- [EXERCISE PROMPT]:
Give back each entry exactly as written, apart from the pictures.

- [Dataset excerpts]:
....................

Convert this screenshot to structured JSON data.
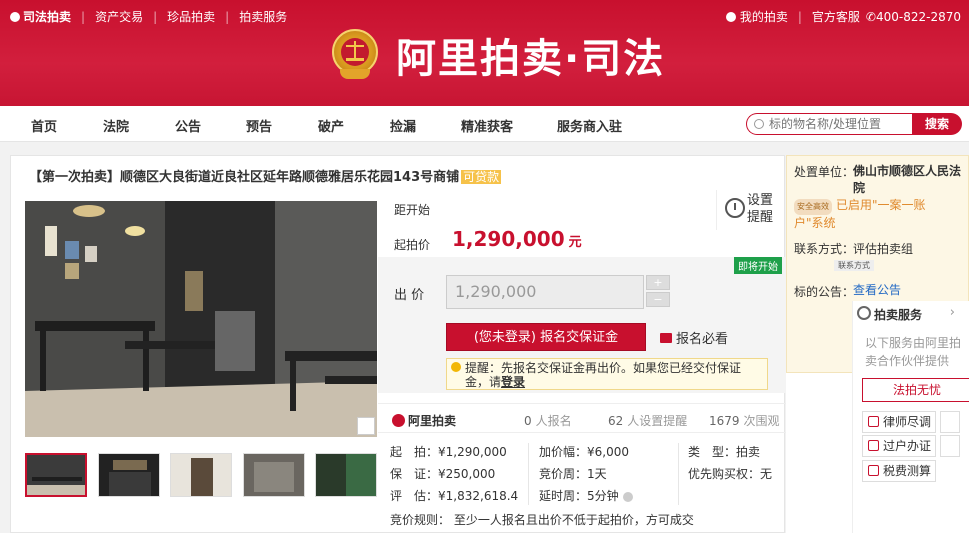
{
  "topnav": {
    "brand": "司法拍卖",
    "links": [
      "资产交易",
      "珍品拍卖",
      "拍卖服务"
    ],
    "my_auction": "我的拍卖",
    "service": "官方客服",
    "phone": "400-822-2870"
  },
  "logo": {
    "text": "阿里拍卖·司法"
  },
  "mainnav": {
    "items": [
      "首页",
      "法院",
      "公告",
      "预告",
      "破产",
      "捡漏",
      "精准获客",
      "服务商入驻"
    ]
  },
  "search": {
    "placeholder": "标的物名称/处理位置",
    "button": "搜索"
  },
  "item": {
    "title": "【第一次拍卖】顺德区大良街道近良社区延年路顺德雅居乐花园143号商铺",
    "title_badge": "可贷款"
  },
  "info": {
    "countdown_label": "距开始",
    "remind": "设置提醒",
    "start_price_label": "起拍价",
    "start_price": "1,290,000",
    "currency": "元",
    "soon_tag": "即将开始",
    "bid_label": "出 价",
    "bid_value": "1,290,000",
    "plus": "+",
    "minus": "−",
    "register_button": "(您未登录) 报名交保证金",
    "must_read": "报名必看",
    "tip_text": "提醒：先报名交保证金再出价。如果您已经交付保证金，请",
    "tip_link": "登录"
  },
  "stats": {
    "brand": "阿里拍卖",
    "signups": "0",
    "signups_label": "人报名",
    "reminders": "62",
    "reminders_label": "人设置提醒",
    "views": "1679",
    "views_label": "次围观"
  },
  "detail": {
    "start_l": "起　拍：",
    "start_v": "¥1,290,000",
    "deposit_l": "保　证：",
    "deposit_v": "¥250,000",
    "assess_l": "评　估：",
    "assess_v": "¥1,832,618.4",
    "incr_l": "加价幅：",
    "incr_v": "¥6,000",
    "cycle_l": "竞价周：",
    "cycle_v": "1天",
    "delay_l": "延时周：",
    "delay_v": "5分钟",
    "type_l": "类　型：",
    "type_v": "拍卖",
    "priority_l": "优先购买权：",
    "priority_v": "无",
    "rule": "竞价规则：  至少一人报名且出价不低于起拍价，方可成交"
  },
  "side": {
    "org_label": "处置单位：",
    "org_value": "佛山市顺德区人民法院",
    "safe_badge": "安全高效",
    "safe_text": "已启用\"一案一账户\"系统",
    "contact_label": "联系方式：",
    "contact_value": "评估拍卖组",
    "contact_chip": "联系方式",
    "notice_label": "标的公告：",
    "notice_link": "查看公告",
    "svc_title": "拍卖服务",
    "svc_arrow": "›",
    "svc_desc": "以下服务由阿里拍卖合作伙伴提供",
    "svc_fp": "法拍无忧",
    "svc_lawyer": "律师尽调",
    "svc_transfer": "过户办证",
    "svc_tax": "税费测算"
  },
  "colors": {
    "brand_red": "#c8102e",
    "link_blue": "#2269c4",
    "green_tag": "#1ea04a"
  }
}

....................

- [WRITTEN ANSWER]:
Convert this screenshot to structured JSON data.
{
  "topnav": {
    "brand": "司法拍卖",
    "links": [
      "资产交易",
      "珍品拍卖",
      "拍卖服务"
    ],
    "my_auction": "我的拍卖",
    "service": "官方客服",
    "phone": "400-822-2870"
  },
  "logo": {
    "text": "阿里拍卖·司法"
  },
  "mainnav": {
    "items": [
      "首页",
      "法院",
      "公告",
      "预告",
      "破产",
      "捡漏",
      "精准获客",
      "服务商入驻"
    ]
  },
  "search": {
    "placeholder": "标的物名称/处理位置",
    "button": "搜索"
  },
  "item": {
    "title": "【第一次拍卖】顺德区大良街道近良社区延年路顺德雅居乐花园143号商铺",
    "title_badge": "可贷款"
  },
  "info": {
    "countdown_label": "距开始",
    "remind": "设置提醒",
    "start_price_label": "起拍价",
    "start_price": "1,290,000",
    "currency": "元",
    "soon_tag": "即将开始",
    "bid_label": "出 价",
    "bid_value": "1,290,000",
    "plus": "+",
    "minus": "−",
    "register_button": "(您未登录) 报名交保证金",
    "must_read": "报名必看",
    "tip_text": "提醒：先报名交保证金再出价。如果您已经交付保证金，请",
    "tip_link": "登录"
  },
  "stats": {
    "brand": "阿里拍卖",
    "signups": "0",
    "signups_label": "人报名",
    "reminders": "62",
    "reminders_label": "人设置提醒",
    "views": "1679",
    "views_label": "次围观"
  },
  "detail": {
    "start_l": "起　拍：",
    "start_v": "¥1,290,000",
    "deposit_l": "保　证：",
    "deposit_v": "¥250,000",
    "assess_l": "评　估：",
    "assess_v": "¥1,832,618.4",
    "incr_l": "加价幅：",
    "incr_v": "¥6,000",
    "cycle_l": "竞价周：",
    "cycle_v": "1天",
    "delay_l": "延时周：",
    "delay_v": "5分钟",
    "type_l": "类　型：",
    "type_v": "拍卖",
    "priority_l": "优先购买权：",
    "priority_v": "无",
    "rule": "竞价规则：  至少一人报名且出价不低于起拍价，方可成交"
  },
  "side": {
    "org_label": "处置单位：",
    "org_value": "佛山市顺德区人民法院",
    "safe_badge": "安全高效",
    "safe_text": "已启用\"一案一账户\"系统",
    "contact_label": "联系方式：",
    "contact_value": "评估拍卖组",
    "contact_chip": "联系方式",
    "notice_label": "标的公告：",
    "notice_link": "查看公告",
    "svc_title": "拍卖服务",
    "svc_arrow": "›",
    "svc_desc": "以下服务由阿里拍卖合作伙伴提供",
    "svc_fp": "法拍无忧",
    "svc_lawyer": "律师尽调",
    "svc_transfer": "过户办证",
    "svc_tax": "税费测算"
  },
  "colors": {
    "brand_red": "#c8102e",
    "link_blue": "#2269c4",
    "green_tag": "#1ea04a"
  }
}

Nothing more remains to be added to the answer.